I've spent a long time thinking about why I can't regroup with people very well. The easy answer is introversion. Introverts charge their batteries with alone time, while extroverts charge their batteries with people. But I recently read a much more satisfying explanation or perhaps just an elaboration on what it means to be an introvert. I'm re-reading Let's Take the Long Way Home, a memoir about friendship (and the loss of a beloved friend) by Gail Caldwell, and she says that, "For both of us, in different ways, the volume of the world had been turned up a notch." The world is "noisier" to some of us. That doesn't mean that we have better hearing, but maybe just less capacity for handling the noise. It can be, as Caldwell notes, "a failing or an asset." When I get together with big groups of people, I feel like I'm drinking from a fire hose. I have to go home and dry out for a couple of days to recover. I try to turn down the volume by moving farther away from the noise. Not always a good thing, I suppose, but survival isn't always pretty.

Sometimes, though, I find people who know how to whisper. Thank God for these whisperers. They keep me connected to, rather than merely overwhelmed by, this messy, noisy, terrible, wonderful world.

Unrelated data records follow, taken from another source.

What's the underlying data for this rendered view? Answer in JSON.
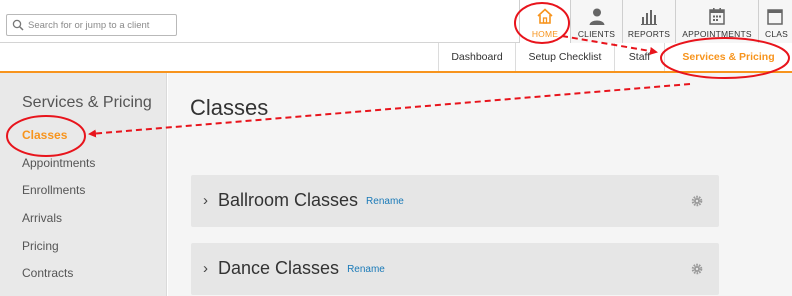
{
  "search": {
    "placeholder": "Search for or jump to a client"
  },
  "nav_tabs": [
    {
      "label": "HOME",
      "icon": "home-icon",
      "active": true
    },
    {
      "label": "CLIENTS",
      "icon": "person-icon",
      "active": false
    },
    {
      "label": "REPORTS",
      "icon": "bar-chart-icon",
      "active": false
    },
    {
      "label": "APPOINTMENTS",
      "icon": "calendar-icon",
      "active": false
    },
    {
      "label": "CLAS",
      "icon": "calendar-icon",
      "active": false
    }
  ],
  "sub_nav": [
    {
      "label": "Dashboard",
      "active": false
    },
    {
      "label": "Setup Checklist",
      "active": false
    },
    {
      "label": "Staff",
      "active": false
    },
    {
      "label": "Services & Pricing",
      "active": true
    }
  ],
  "sidebar": {
    "title": "Services & Pricing",
    "items": [
      {
        "label": "Classes",
        "active": true
      },
      {
        "label": "Appointments",
        "active": false
      },
      {
        "label": "Enrollments",
        "active": false
      },
      {
        "label": "Arrivals",
        "active": false
      },
      {
        "label": "Pricing",
        "active": false
      },
      {
        "label": "Contracts",
        "active": false
      }
    ]
  },
  "main": {
    "title": "Classes",
    "class_groups": [
      {
        "name": "Ballroom Classes",
        "rename_label": "Rename",
        "chevron": "›"
      },
      {
        "name": "Dance Classes",
        "rename_label": "Rename",
        "chevron": "›"
      }
    ]
  },
  "colors": {
    "accent": "#f7941d",
    "annotation_red": "#e8141c",
    "link_blue": "#1a7ab8"
  }
}
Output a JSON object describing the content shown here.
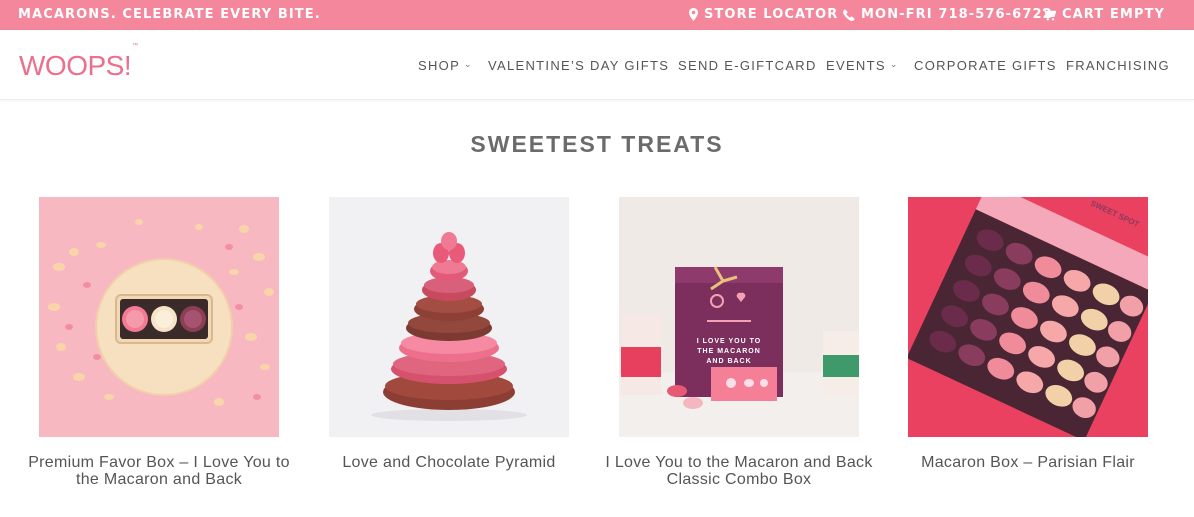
{
  "topbar": {
    "tagline": "MACARONS. CELEBRATE EVERY BITE.",
    "store_locator": "STORE LOCATOR",
    "phone": "MON-FRI 718-576-6722",
    "cart": "CART EMPTY",
    "icons": [
      "map-marker-icon",
      "phone-icon",
      "cart-icon"
    ]
  },
  "header": {
    "logo": "WOOPS!",
    "logo_tm": "™",
    "nav": [
      {
        "label": "SHOP",
        "has_dropdown": true
      },
      {
        "label": "VALENTINE’S DAY GIFTS",
        "has_dropdown": false
      },
      {
        "label": "SEND E-GIFTCARD",
        "has_dropdown": false
      },
      {
        "label": "EVENTS",
        "has_dropdown": true
      },
      {
        "label": "CORPORATE GIFTS",
        "has_dropdown": false
      },
      {
        "label": "FRANCHISING",
        "has_dropdown": false
      }
    ],
    "dropdown_glyph": "⌄"
  },
  "main": {
    "section_title": "SWEETEST TREATS",
    "products": [
      {
        "title": "Premium Favor Box – I Love You to the Macaron and Back"
      },
      {
        "title": "Love and Chocolate Pyramid"
      },
      {
        "title": "I Love You to the Macaron and Back Classic Combo Box"
      },
      {
        "title": "Macaron Box – Parisian Flair"
      }
    ],
    "image_text": {
      "box_message": "I LOVE YOU TO THE MACARON AND BACK",
      "box_lid": "SWEET SPOT"
    }
  },
  "colors": {
    "brand_pink": "#f4879c",
    "logo_pink": "#ec6f8e",
    "text_gray": "#555555",
    "title_gray": "#6b6b6b"
  }
}
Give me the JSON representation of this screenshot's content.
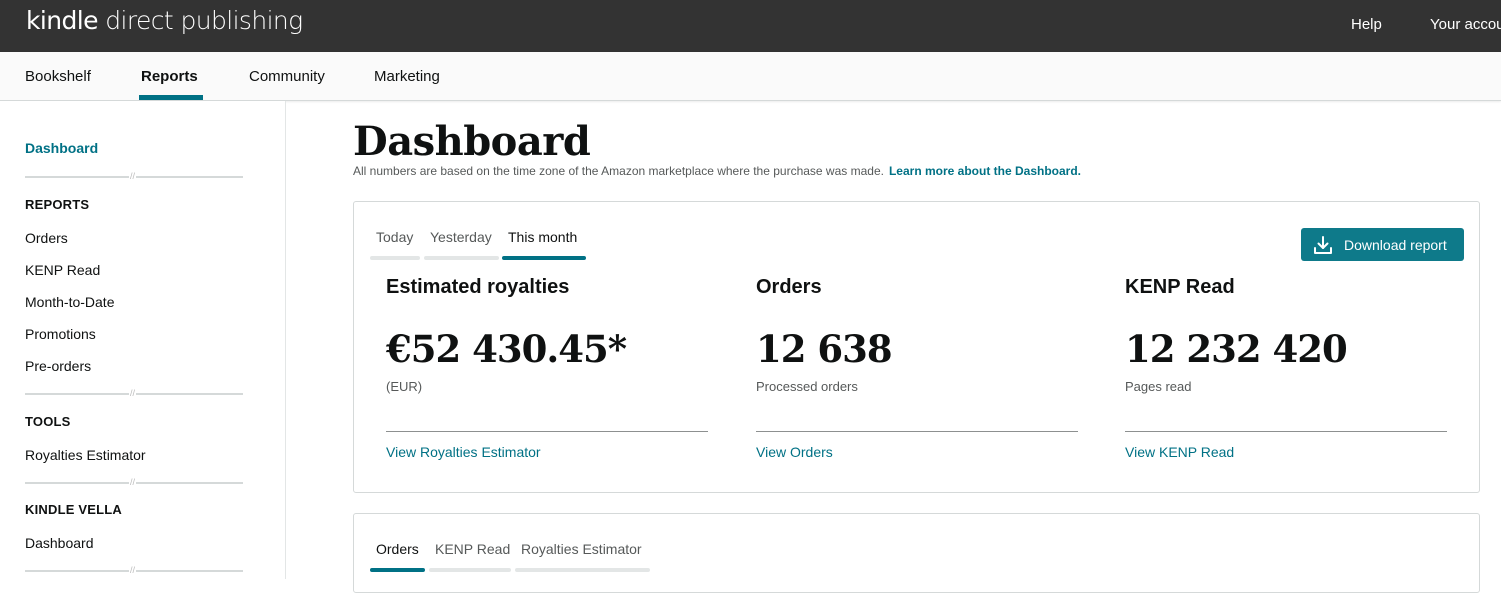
{
  "header": {
    "logo_kindle": "kindle",
    "logo_rest": " direct publishing",
    "help": "Help",
    "account": "Your account"
  },
  "nav": {
    "bookshelf": "Bookshelf",
    "reports": "Reports",
    "community": "Community",
    "marketing": "Marketing"
  },
  "sidebar": {
    "dashboard": "Dashboard",
    "reports_heading": "REPORTS",
    "reports_items": [
      "Orders",
      "KENP Read",
      "Month-to-Date",
      "Promotions",
      "Pre-orders"
    ],
    "tools_heading": "TOOLS",
    "tools_items": [
      "Royalties Estimator"
    ],
    "vella_heading": "KINDLE VELLA",
    "vella_items": [
      "Dashboard"
    ]
  },
  "main": {
    "title": "Dashboard",
    "subtitle": "All numbers are based on the time zone of the Amazon marketplace where the purchase was made.",
    "learn_more": "Learn more about the Dashboard.",
    "period_tabs": [
      "Today",
      "Yesterday",
      "This month"
    ],
    "active_period": "This month",
    "download_button": "Download report",
    "stats": [
      {
        "title": "Estimated royalties",
        "value": "€52 430.45*",
        "label": "(EUR)",
        "link": "View Royalties Estimator"
      },
      {
        "title": "Orders",
        "value": "12 638",
        "label": "Processed orders",
        "link": "View Orders"
      },
      {
        "title": "KENP Read",
        "value": "12 232 420",
        "label": "Pages read",
        "link": "View KENP Read"
      }
    ],
    "bottom_tabs": [
      "Orders",
      "KENP Read",
      "Royalties Estimator"
    ],
    "active_bottom_tab": "Orders"
  },
  "colors": {
    "header_bg": "#333333",
    "accent": "#007185",
    "button_bg": "#0e7a8a"
  }
}
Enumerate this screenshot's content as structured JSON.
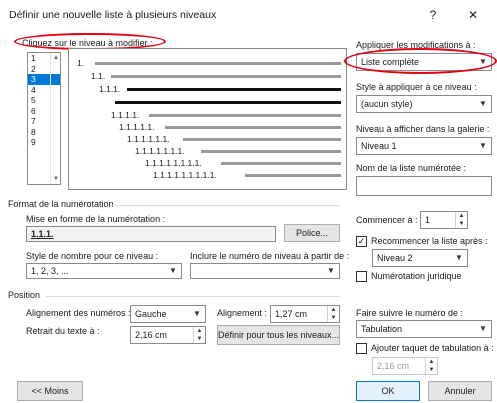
{
  "window": {
    "title": "Définir une nouvelle liste à plusieurs niveaux",
    "help_glyph": "?",
    "close_glyph": "✕"
  },
  "levels": {
    "label": "Cliquez sur le niveau à modifier :",
    "items": [
      "1",
      "2",
      "3",
      "4",
      "5",
      "6",
      "7",
      "8",
      "9"
    ],
    "selected_index": 2
  },
  "preview": {
    "rows": [
      {
        "text": "1."
      },
      {
        "text": "1.1."
      },
      {
        "text": "1.1.1."
      },
      {
        "text": ""
      },
      {
        "text": "1.1.1.1."
      },
      {
        "text": "1.1.1.1.1."
      },
      {
        "text": "1.1.1.1.1.1."
      },
      {
        "text": "1.1.1.1.1.1.1."
      },
      {
        "text": "1.1.1.1.1.1.1.1."
      },
      {
        "text": "1.1.1.1.1.1.1.1.1."
      }
    ]
  },
  "right_panel": {
    "apply_label": "Appliquer les modifications à :",
    "apply_value": "Liste complète",
    "style_label": "Style à appliquer à ce niveau :",
    "style_value": "(aucun style)",
    "gallery_label": "Niveau à afficher dans la galerie :",
    "gallery_value": "Niveau 1",
    "listname_label": "Nom de la liste numérotée :",
    "listname_value": ""
  },
  "format": {
    "section_label": "Format de la numérotation",
    "mise_label": "Mise en forme de la numérotation :",
    "mise_value": "1.1.1.",
    "police_button": "Police...",
    "style_nombre_label": "Style de nombre pour ce niveau :",
    "style_nombre_value": "1, 2, 3, ...",
    "inclure_label": "Inclure le numéro de niveau à partir de :",
    "inclure_value": "",
    "commencer_label": "Commencer à :",
    "commencer_value": "1",
    "recommencer_label": "Recommencer la liste après :",
    "recommencer_checked": true,
    "recommencer_value": "Niveau 2",
    "juridique_label": "Numérotation juridique",
    "juridique_checked": false
  },
  "position": {
    "section_label": "Position",
    "alignement_num_label": "Alignement des numéros :",
    "alignement_num_value": "Gauche",
    "alignement_label": "Alignement :",
    "alignement_value": "1,27 cm",
    "retrait_label": "Retrait du texte à :",
    "retrait_value": "2,16 cm",
    "definir_button": "Définir pour tous les niveaux...",
    "suivre_label": "Faire suivre le numéro de :",
    "suivre_value": "Tabulation",
    "taquet_label": "Ajouter taquet de tabulation à :",
    "taquet_checked": false,
    "taquet_value": "2,16 cm"
  },
  "footer": {
    "moins_button": "<< Moins",
    "ok_button": "OK",
    "annuler_button": "Annuler"
  },
  "colors": {
    "annotation": "#e3000f",
    "selection": "#0078d7"
  }
}
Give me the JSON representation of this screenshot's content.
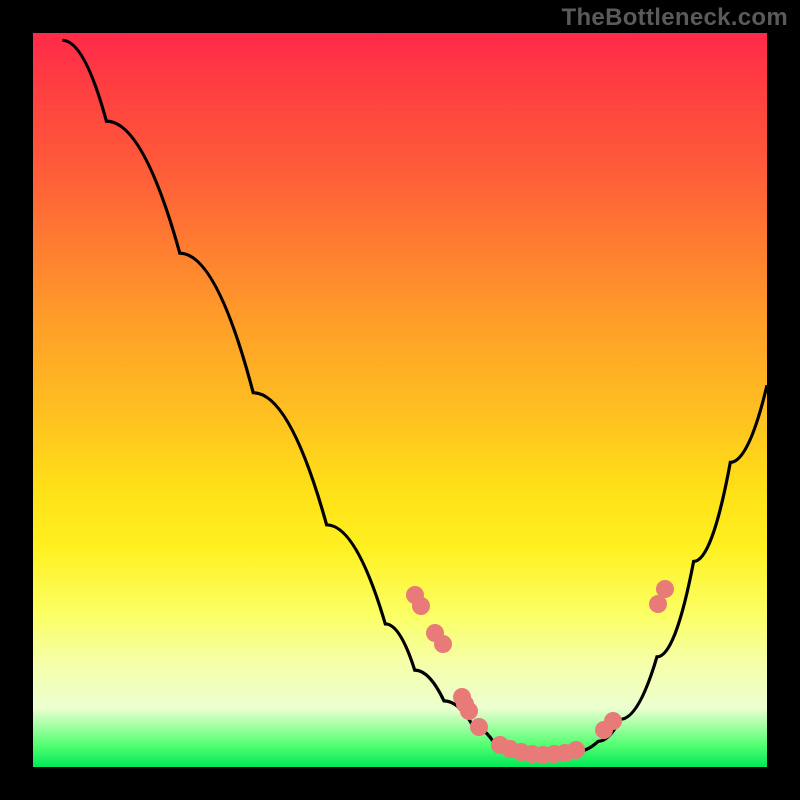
{
  "watermark": "TheBottleneck.com",
  "colors": {
    "page_bg": "#000000",
    "gradient_top": "#ff2a4a",
    "gradient_bottom": "#00e858",
    "curve": "#000000",
    "marker": "#e87b77"
  },
  "chart_data": {
    "type": "line",
    "title": "",
    "xlabel": "",
    "ylabel": "",
    "xlim": [
      0,
      100
    ],
    "ylim": [
      0,
      100
    ],
    "grid": false,
    "legend": false,
    "curve_points": [
      {
        "x": 4.0,
        "y": 99.0
      },
      {
        "x": 10.0,
        "y": 88.0
      },
      {
        "x": 20.0,
        "y": 70.0
      },
      {
        "x": 30.0,
        "y": 51.0
      },
      {
        "x": 40.0,
        "y": 33.0
      },
      {
        "x": 48.0,
        "y": 19.5
      },
      {
        "x": 52.0,
        "y": 13.2
      },
      {
        "x": 56.0,
        "y": 9.0
      },
      {
        "x": 60.0,
        "y": 5.5
      },
      {
        "x": 63.0,
        "y": 3.0
      },
      {
        "x": 66.0,
        "y": 2.0
      },
      {
        "x": 70.0,
        "y": 1.7
      },
      {
        "x": 74.0,
        "y": 2.1
      },
      {
        "x": 77.0,
        "y": 3.5
      },
      {
        "x": 80.0,
        "y": 6.5
      },
      {
        "x": 85.0,
        "y": 15.0
      },
      {
        "x": 90.0,
        "y": 28.0
      },
      {
        "x": 95.0,
        "y": 41.5
      },
      {
        "x": 100.0,
        "y": 52.0
      }
    ],
    "markers": [
      {
        "x": 52.0,
        "y": 23.5
      },
      {
        "x": 52.8,
        "y": 22.0
      },
      {
        "x": 54.8,
        "y": 18.3
      },
      {
        "x": 55.8,
        "y": 16.8
      },
      {
        "x": 58.5,
        "y": 9.6
      },
      {
        "x": 58.9,
        "y": 8.6
      },
      {
        "x": 59.4,
        "y": 7.7
      },
      {
        "x": 60.8,
        "y": 5.4
      },
      {
        "x": 63.6,
        "y": 3.0
      },
      {
        "x": 65.0,
        "y": 2.5
      },
      {
        "x": 66.5,
        "y": 2.1
      },
      {
        "x": 68.0,
        "y": 1.8
      },
      {
        "x": 69.5,
        "y": 1.7
      },
      {
        "x": 71.0,
        "y": 1.8
      },
      {
        "x": 72.5,
        "y": 1.9
      },
      {
        "x": 74.0,
        "y": 2.3
      },
      {
        "x": 77.8,
        "y": 5.0
      },
      {
        "x": 79.0,
        "y": 6.3
      },
      {
        "x": 85.2,
        "y": 22.2
      },
      {
        "x": 86.1,
        "y": 24.3
      }
    ]
  }
}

Sorrowful, yet always rejoicing

Sorrowful, yet always rejoicing. I want this to be my attitude in 2013. It may seem odd to desire sorrow, but try not to separate them into two things--sorrow and rejoicing. They are one. The truly strange thing is that we think they can be separate. In this life, they are always intertwined. Always. And when I feel a tinge of soulful sorrow in my rejoicing, or when realize a small spark of joy in my grieving, that is when I feel truly alive. Because that is life.

I heard a great sermon at Bethlehem Baptist Church about this last Sunday, a much-needed word to launch me into a new year. Everything that Pastor John said seemed to resonate and I'm so thankful for how he opened Scripture to me on Sunday and how he has done so for the last 10 years I've been at Bethlehem.  In particular, I was helped by his claim that "what the world needs from the church is our indomitable joy in Jesus in the midst of suffering and sorrow." Amen. The world needs this. My soul needs this because it is a true thing. Suffering, joyful Christians prove Jesus' worth and I pray that my life would show His worth this year.

I have a friend who might have cancer. She doesn't know yet. But she does know Jesus and she is one of the most joyful people I know. I'm talking about serious, contagious joy. Not frivolous joy. Not fake joy. Rock solid joy. The kind that doesn't disappear in the face of a diagnosis. I look at her and my faith is strengthened. I look at her and I know that my Redeemer lives. No matter how much sorrow this world gives me, there is always cause to rejoice.